• [Requirement]: Find and copy each line of the records where the string "はなにであるか" shows up.

Excerpts from an interface dataset:
□ □ □ □ □ □ □
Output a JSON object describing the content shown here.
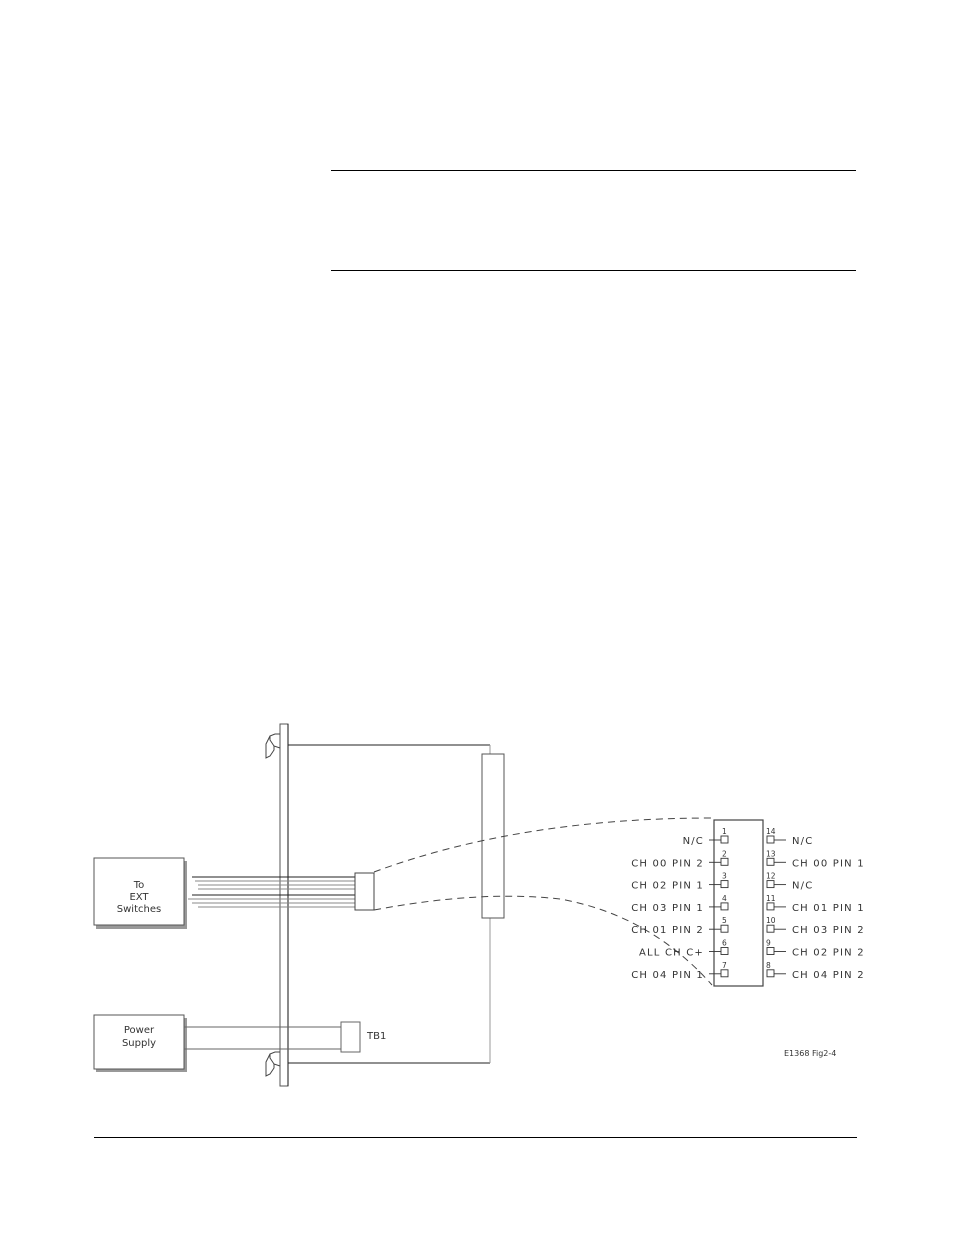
{
  "page": {
    "type": "manual-figure-page"
  },
  "diagram": {
    "figure_id": "E1368 Fig2-4",
    "blocks": {
      "ext_switches": [
        "To",
        "EXT",
        "Switches"
      ],
      "power_supply": [
        "Power",
        "Supply"
      ],
      "terminal_block": "TB1"
    },
    "connector_pins": {
      "left": [
        {
          "pin": "1",
          "label": "N/C"
        },
        {
          "pin": "2",
          "label": "CH 00 PIN 2"
        },
        {
          "pin": "3",
          "label": "CH 02 PIN 1"
        },
        {
          "pin": "4",
          "label": "CH 03 PIN 1"
        },
        {
          "pin": "5",
          "label": "CH 01 PIN 2"
        },
        {
          "pin": "6",
          "label": "ALL CH C+"
        },
        {
          "pin": "7",
          "label": "CH 04 PIN 1"
        }
      ],
      "right": [
        {
          "pin": "14",
          "label": "N/C"
        },
        {
          "pin": "13",
          "label": "CH 00 PIN 1"
        },
        {
          "pin": "12",
          "label": "N/C"
        },
        {
          "pin": "11",
          "label": "CH 01 PIN 1"
        },
        {
          "pin": "10",
          "label": "CH 03 PIN 2"
        },
        {
          "pin": "9",
          "label": "CH 02 PIN 2"
        },
        {
          "pin": "8",
          "label": "CH 04 PIN 2"
        }
      ]
    }
  }
}
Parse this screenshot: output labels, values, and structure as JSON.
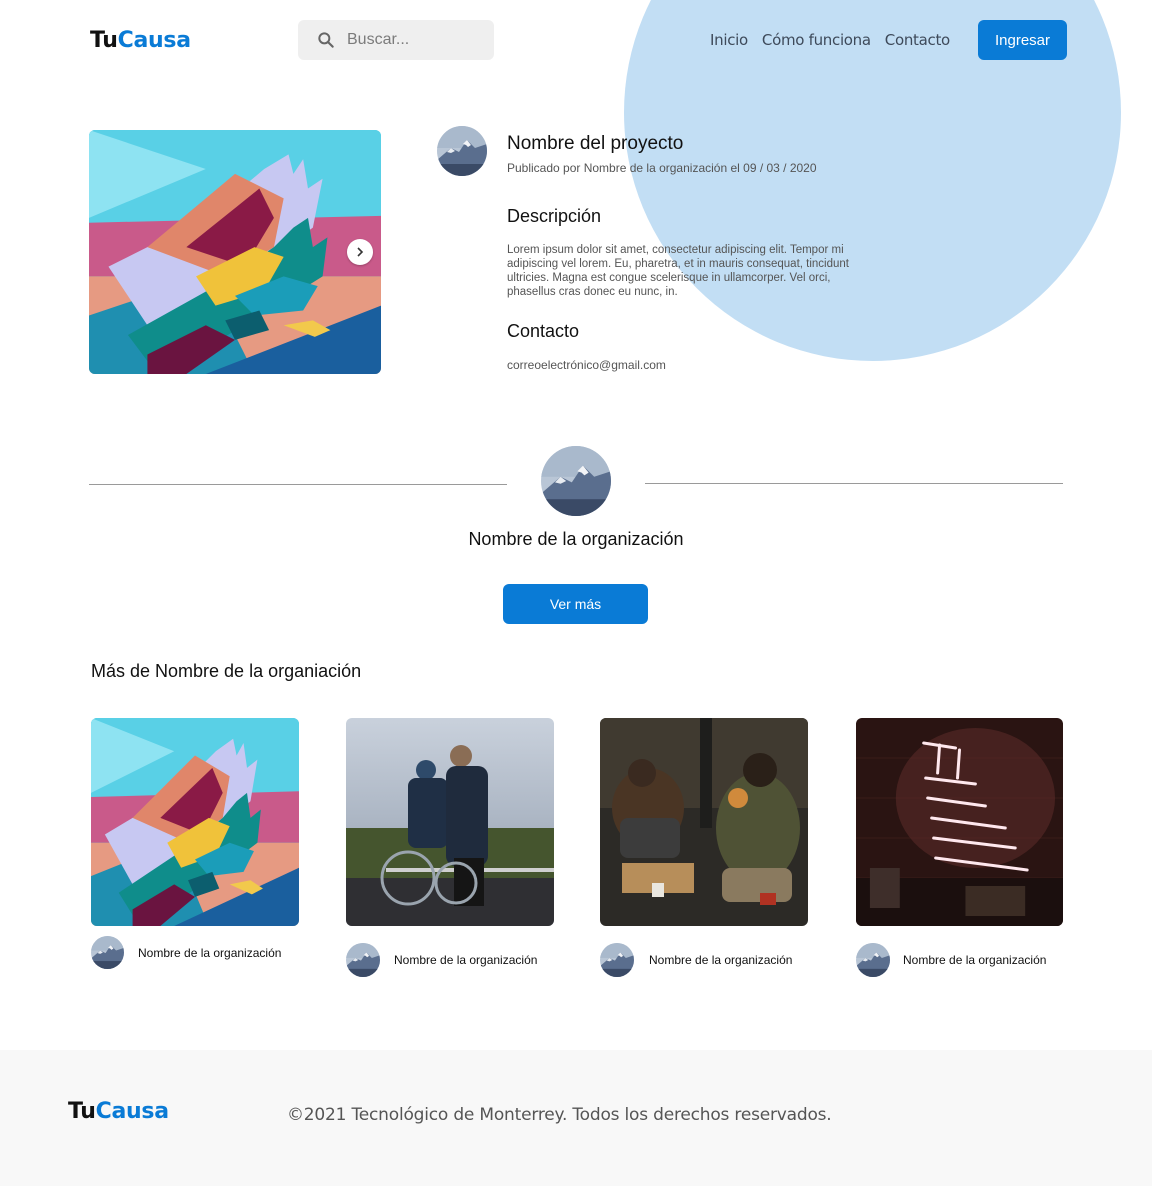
{
  "colors": {
    "accent": "#0a7bd6",
    "blob": "#c2def4",
    "footer_bg": "#f8f8f8"
  },
  "header": {
    "logo": {
      "part1": "Tu",
      "part2": "Causa"
    },
    "search": {
      "placeholder": "Buscar...",
      "icon": "search-icon"
    },
    "nav": [
      {
        "label": "Inicio"
      },
      {
        "label": "Cómo funciona"
      },
      {
        "label": "Contacto"
      }
    ],
    "login_label": "Ingresar"
  },
  "project": {
    "title": "Nombre del proyecto",
    "meta": "Publicado por Nombre de la organización el 09 / 03 / 2020",
    "description_heading": "Descripción",
    "description": "Lorem ipsum dolor sit amet, consectetur adipiscing elit. Tempor mi adipiscing vel lorem. Eu, pharetra, et in mauris consequat, tincidunt ultricies. Magna est congue scelerisque in ullamcorper. Vel orci, phasellus cras donec eu nunc, in.",
    "contact_heading": "Contacto",
    "email": "correoelectrónico@gmail.com",
    "carousel_next_icon": "chevron-right-icon"
  },
  "organization": {
    "name": "Nombre de la organización",
    "more_button": "Ver más"
  },
  "more_section": {
    "title": "Más de Nombre de la organiación",
    "cards": [
      {
        "org": "Nombre de la organización",
        "image": "painted-hands-mural"
      },
      {
        "org": "Nombre de la organización",
        "image": "wheelchair-photo"
      },
      {
        "org": "Nombre de la organización",
        "image": "homeless-sign-photo"
      },
      {
        "org": "Nombre de la organización",
        "image": "neon-sign-photo"
      }
    ]
  },
  "footer": {
    "logo": {
      "part1": "Tu",
      "part2": "Causa"
    },
    "copyright": "©2021 Tecnológico de Monterrey. Todos los derechos reservados."
  }
}
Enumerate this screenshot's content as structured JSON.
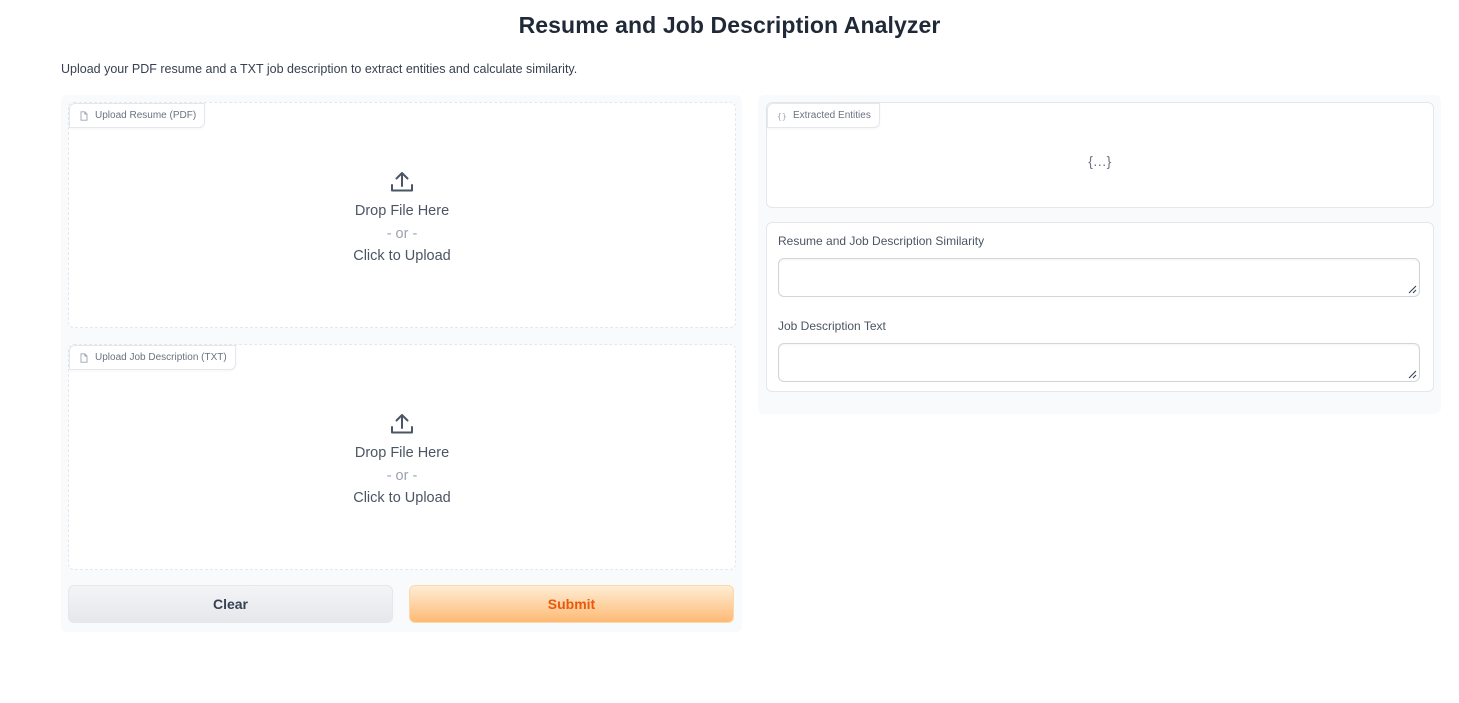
{
  "header": {
    "title": "Resume and Job Description Analyzer",
    "description": "Upload your PDF resume and a TXT job description to extract entities and calculate similarity."
  },
  "inputs": {
    "resume_upload": {
      "label": "Upload Resume (PDF)",
      "drop_text": "Drop File Here",
      "or_text": "- or -",
      "click_text": "Click to Upload"
    },
    "job_upload": {
      "label": "Upload Job Description (TXT)",
      "drop_text": "Drop File Here",
      "or_text": "- or -",
      "click_text": "Click to Upload"
    }
  },
  "buttons": {
    "clear_label": "Clear",
    "submit_label": "Submit"
  },
  "outputs": {
    "entities": {
      "label": "Extracted Entities",
      "placeholder": "{...}"
    },
    "similarity": {
      "label": "Resume and Job Description Similarity",
      "value": ""
    },
    "job_text": {
      "label": "Job Description Text",
      "value": ""
    }
  },
  "colors": {
    "accent": "#ea580c",
    "submit_bg": "#fdba74",
    "panel_bg": "#f9fafb"
  },
  "icons": {
    "file": "file-icon",
    "upload": "upload-icon",
    "json": "json-icon",
    "resize": "resize-grip-icon"
  }
}
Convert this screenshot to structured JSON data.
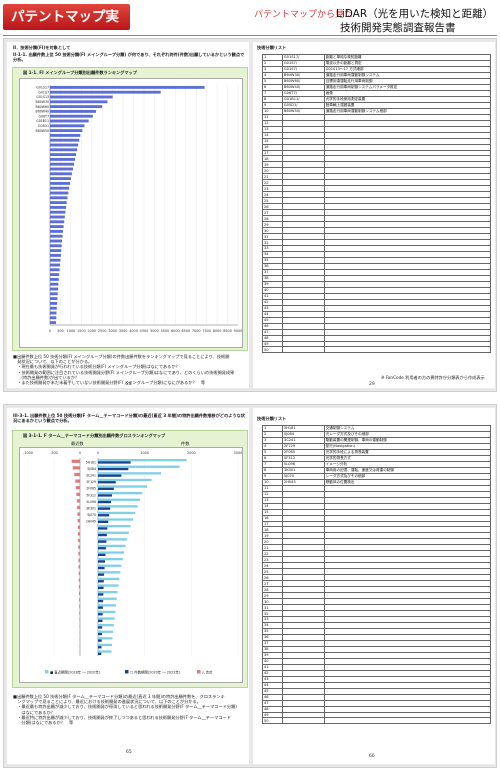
{
  "header": {
    "tab_label": "パテントマップ実例",
    "subtitle": "パテントマップから見た",
    "title_line1": "LiDAR（光を用いた検知と距離）",
    "title_line2": "技術開発実態調査報告書"
  },
  "page28": {
    "section": "II．技術分類(FI)を対象として",
    "heading": "II-1-1. 出願件数上位 50 技術分類(FI メイングループ分類) が何であり、それぞれ何件(件数)出願しているかという観点で分析。",
    "chart_caption": "図 1-1. FI メイングループ分類別出願件数ランキングマップ",
    "notes": [
      "■出願件数上位 50 技術分類(FI メイングループ分類)の件数出願件数をランキングマップで見ることにより、技術開",
      "　発状況について、以下のことが分かる。",
      "　・現在最も技術開発が行われている技術分類(FI メイングループ分類)はなにであるか？",
      "　・技術開発の範囲に注目されている技術開発分野(FI メイングループ分類)はなにであり、どのくらいの技術開発成果",
      "　　(特許出願件数)が出ているか？",
      "　・また技術開発が未だ未着手していない技術開発分野(FI メイングループ分類)になにがあるか？　等"
    ],
    "page_number": "28"
  },
  "page29": {
    "heading": "技術分類リスト",
    "rows": [
      [
        "1",
        "G01S17/",
        "距離と単純な検知距離"
      ],
      [
        "2",
        "G01S7/",
        "電波以外の距離と測定"
      ],
      [
        "3",
        "G01S7/",
        "G01S13～17 方式細部"
      ],
      [
        "4",
        "B60W30/",
        "道路走行用車両運動制御システム"
      ],
      [
        "5",
        "B60W60/",
        "目標到達運転走行用車両制御"
      ],
      [
        "6",
        "B60W40/",
        "道路走行用車両制御システムパラメータ推定"
      ],
      [
        "7",
        "G06T7/",
        "画像"
      ],
      [
        "8",
        "G01B11/",
        "光学的手段使用測定装置"
      ],
      [
        "9",
        "G05D1/",
        "陸車輌上運搬装置"
      ],
      [
        "10",
        "B60W50/",
        "道路走行用車両運動制御システム細部"
      ]
    ],
    "total_rows": 50,
    "footnote": "※ FanCode 利用者の方の異特許庁分類表から作成表示",
    "page_number": "29"
  },
  "page65": {
    "heading": "III-3-1. 出願件数上位 50 技術分類(F ターム__テーマコード分類)の最近(直近 3 年間)の特許出願件数推移がどのような状況にあるかという観点で分析。",
    "chart_caption": "図 3-1-1. F ターム__テーマコード分類別出願件数グロスランキングマップ",
    "left_axis_title": "最近数",
    "right_axis_title": "件数",
    "legend": [
      "■ 直近期間(2018年 ～ 2020年)",
      "□ 件数期間(2020年 ～ 2022年)",
      "△ 合計"
    ],
    "notes": [
      "■出願件数上位 50 技術分類(F ターム__テーマコード分類)の最近(直近 3 年間)の特許出願件数を、グロスランキ",
      "　ングマップで見ることにより、最近における技術開発の進展状況について、以下のことが分かる。",
      "　・最近最も特許出願が減少しており、技術開発が停滞していると思われる技術開発分野(F ターム__テーマコード分類)",
      "　　はなにであるか？",
      "　・最近特に特許出願が減少しており、技術開発が終了しつつあると思われる技術開発分野(F ターム__テーマコード",
      "　　分類)はなにであるか？　等"
    ],
    "page_number": "65"
  },
  "page66": {
    "heading": "技術分類リスト",
    "rows": [
      [
        "1",
        "5H181",
        "交通制御システム"
      ],
      [
        "2",
        "5J084",
        "光レーダ方式及びその細部"
      ],
      [
        "3",
        "3C241",
        "駆動装置の関連制御、車両の運動制御"
      ],
      [
        "4",
        "2F129",
        "航行(Navigation)"
      ],
      [
        "5",
        "2F065",
        "光学的手段による測長装置"
      ],
      [
        "6",
        "5F312",
        "光学的測長方式"
      ],
      [
        "7",
        "5L096",
        "イメージ分析"
      ],
      [
        "8",
        "3K301",
        "車両用の記憶、運転、速度又は荷重の制御"
      ],
      [
        "9",
        "5J070",
        "レーダ方式及びその細部"
      ],
      [
        "10",
        "2H045",
        "移動体の位置検出"
      ]
    ],
    "total_rows": 50,
    "page_number": "66"
  },
  "chart_data": [
    {
      "type": "bar",
      "orientation": "horizontal",
      "title": "図 1-1. FI メイングループ分類別出願件数ランキングマップ",
      "xlim": [
        0,
        9000
      ],
      "xticks": [
        0,
        500,
        1000,
        1500,
        2000,
        2500,
        3000,
        3500,
        4000,
        4500,
        5000,
        5500,
        6000,
        6500,
        7000,
        7500,
        8000,
        8500,
        9000
      ],
      "xtick_labels": [
        "0",
        "500",
        "1000",
        "1500",
        "2000",
        "2500",
        "3000",
        "3500",
        "4000",
        "4500",
        "5000",
        "5500",
        "6000",
        "6500",
        "7000",
        "7500",
        "8000",
        "8500",
        "9000"
      ],
      "categories": [
        "G01S17",
        "G01S7",
        "G01S13",
        "B60W30",
        "B60W60",
        "B60W40",
        "G06T7",
        "G01B11",
        "G05D1",
        "B60W50"
      ],
      "values": [
        7400,
        5300,
        3000,
        2750,
        2500,
        2200,
        2050,
        1850,
        1650,
        1550,
        1450,
        1400,
        1350,
        1300,
        1250,
        1200,
        1150,
        1100,
        1050,
        1000,
        960,
        920,
        880,
        840,
        800,
        770,
        740,
        710,
        680,
        650,
        620,
        600,
        580,
        560,
        540,
        520,
        500,
        480,
        460,
        440,
        420,
        400,
        385,
        370,
        355,
        340,
        325,
        310,
        300,
        290
      ],
      "color": "#5b6fd6"
    },
    {
      "type": "bar",
      "orientation": "horizontal-diverging",
      "title": "図 3-1-1. F ターム__テーマコード分類別出願件数グロスランキングマップ",
      "left_xlim": [
        -1000,
        0
      ],
      "left_xticks": [
        -1000,
        -500,
        0
      ],
      "right_xlim": [
        0,
        3000
      ],
      "right_xticks": [
        0,
        1000,
        2000,
        3000
      ],
      "categories": [
        "5H181",
        "5J084",
        "3C241",
        "2F129",
        "2F065",
        "5F312",
        "5L096",
        "3K301",
        "5J070",
        "2H045"
      ],
      "series": [
        {
          "name": "直近期間(2018年 ～ 2020年)",
          "values": [
            1900,
            1750,
            1350,
            1150,
            1050,
            950,
            900,
            850,
            800,
            750,
            700,
            660,
            620,
            590,
            560,
            530,
            500,
            480,
            460,
            440,
            420,
            400,
            385,
            370,
            355,
            340,
            325,
            310,
            300,
            290
          ]
        },
        {
          "name": "件数期間(2020年 ～ 2022年)",
          "values": [
            700,
            650,
            500,
            380,
            340,
            300,
            280,
            260,
            240,
            220,
            200,
            190,
            180,
            170,
            160,
            150,
            140,
            130,
            125,
            120,
            115,
            110,
            105,
            100,
            95,
            90,
            85,
            80,
            75,
            70
          ]
        },
        {
          "name": "合計",
          "values": [
            -160,
            -140,
            -110,
            -90,
            -80,
            -70,
            -60,
            -55,
            -50,
            -45,
            -40,
            -38,
            -36,
            -34,
            -32,
            -30,
            -28,
            -26,
            -24,
            -22,
            -20,
            -18,
            -16,
            -14,
            -12,
            -10,
            -9,
            -8,
            -7,
            -6
          ]
        }
      ]
    }
  ]
}
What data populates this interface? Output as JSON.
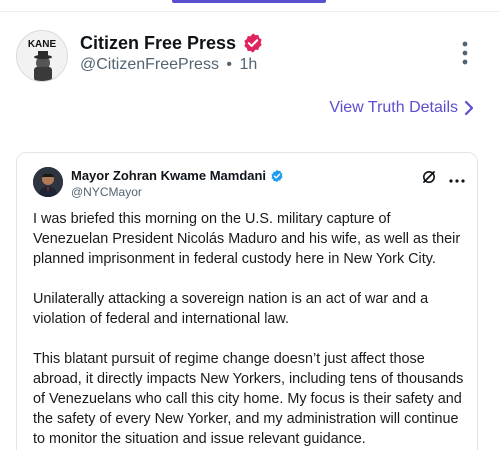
{
  "post": {
    "author_name": "Citizen Free Press",
    "author_handle": "@CitizenFreePress",
    "separator": "•",
    "time_ago": "1h",
    "avatar_text": "KANE",
    "verified_color": "#e0245e"
  },
  "links": {
    "view_truth_details": "View Truth Details"
  },
  "embed": {
    "author_name": "Mayor Zohran Kwame Mamdani",
    "author_handle": "@NYCMayor",
    "verified_color": "#1d9bf0",
    "paragraphs": [
      "I was briefed this morning on the U.S. military capture of Venezuelan President Nicolás Maduro and his wife, as well as their planned imprisonment in federal custody here in New York City.",
      "Unilaterally attacking a sovereign nation is an act of war and a violation of federal and international law.",
      "This blatant pursuit of regime change doesn’t just affect those abroad, it directly impacts New Yorkers, including tens of thousands of Venezuelans who call this city home. My focus is their safety and the safety of every New Yorker, and my administration will continue to monitor the situation and issue relevant guidance."
    ]
  },
  "colors": {
    "accent": "#5a4fcf",
    "text_primary": "#0f1419",
    "text_secondary": "#536471"
  },
  "icons": {
    "more": "more-vert-icon",
    "chevron": "chevron-right-icon",
    "x_logo": "x-logo-icon",
    "embed_more": "more-horiz-icon"
  }
}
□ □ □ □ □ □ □
• [Problem solution]:
      "　・現在最も技術開発が行われている技術分類(FI メイングループ分類)はなにであるか？",
      "　　はなにであるか？",
      "　　分類)はなにであるか？　等"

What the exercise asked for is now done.